Released career burglar turns himself in

March 28, 2008 4:21:48 PM PDT
A prisoner who was mistakenly released by the New York State Department of Corrections is back in custody.Thirty-eight-year-old Raul Dejesus turned himself in at about 12:30 this morning to police in Greenwich Village.

He was mistakenly paroled a month ago after finishing a jail stint for another crime.

DeJesus had served just over two years of a three-year sentence for two counts of second-degree attempted burglary when he was released Febraury 25 from Midstate Correctional Facility in central New York, said Erik Kriss, spokesman for the state Department of Correctional Services.

DeJesus was supposed to be turned over to the New York City Department of Corrections because he had a pending court appearance in Manhattan on other burglary charges.

DeJesus confessed to stealing from an apartment inside a brownstone on East 13th Street in the Village and admitted he burblarized another home on East 11th. Each time, he took everything he could carry. But he also left a trail of DNA.

"Sometimes he stays and eats their food and drinks their beverages," defense attorney Brian Konoski said. "And that's how they got the DNA."

Konoski describes DeJesus as a 38-year-old serial burglar who was already incarcerated at a corrections facility in Oneida. He was about to begin serving a separate 10-year sentence he received in a plea deal after confessing to two additional burglaries and admitting to at least five more.

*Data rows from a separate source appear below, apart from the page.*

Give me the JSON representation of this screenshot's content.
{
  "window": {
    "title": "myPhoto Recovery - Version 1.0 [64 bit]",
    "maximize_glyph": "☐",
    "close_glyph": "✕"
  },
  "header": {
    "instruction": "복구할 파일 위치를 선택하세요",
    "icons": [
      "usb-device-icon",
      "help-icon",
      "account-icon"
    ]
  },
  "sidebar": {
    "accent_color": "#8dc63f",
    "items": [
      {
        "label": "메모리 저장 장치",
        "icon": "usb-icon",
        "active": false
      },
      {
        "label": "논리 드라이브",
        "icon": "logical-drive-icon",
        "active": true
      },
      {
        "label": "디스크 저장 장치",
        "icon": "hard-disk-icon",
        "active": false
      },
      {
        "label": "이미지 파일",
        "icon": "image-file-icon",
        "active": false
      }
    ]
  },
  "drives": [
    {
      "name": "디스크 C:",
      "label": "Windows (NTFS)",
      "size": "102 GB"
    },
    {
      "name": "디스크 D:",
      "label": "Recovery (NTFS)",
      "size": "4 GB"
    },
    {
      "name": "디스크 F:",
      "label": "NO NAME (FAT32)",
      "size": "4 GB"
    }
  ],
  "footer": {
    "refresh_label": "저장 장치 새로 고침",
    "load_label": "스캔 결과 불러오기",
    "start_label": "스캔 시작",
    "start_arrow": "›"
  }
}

"He was done with that sentence he was serving upstate, but they were ordered not to release him," Konoski said. "But they did anyway."

The New York City Department of Corrections says DeJesus was in city Supreme Court earlier this year, but was then transported back upstate to finish out his sentence.

"We kept tabs on Raul DeJesus while he was in our custody in January," spokesperson Steven Morello said. "We returned him to state custody February 19. They told us today that he was paroled February 25."

The state Department of Corrections could not be reached after business hours Thursday to answer why DeJesus was let go. Konoski said the career burglar probably saw the opportunity and just kept walking.

"I was shocked," he said. "I was just floored. To hear that somebody is released is just completely uncommon. I mean, think about it. He is a burglar and has admitted to numerous burglaries."

In his confessions, DeJesus said he snuck in through the fire escape window and walked past a woman sleeping on the couch. She woke up, started screaming and he ran away before being caught by a police officer on a routine patrol.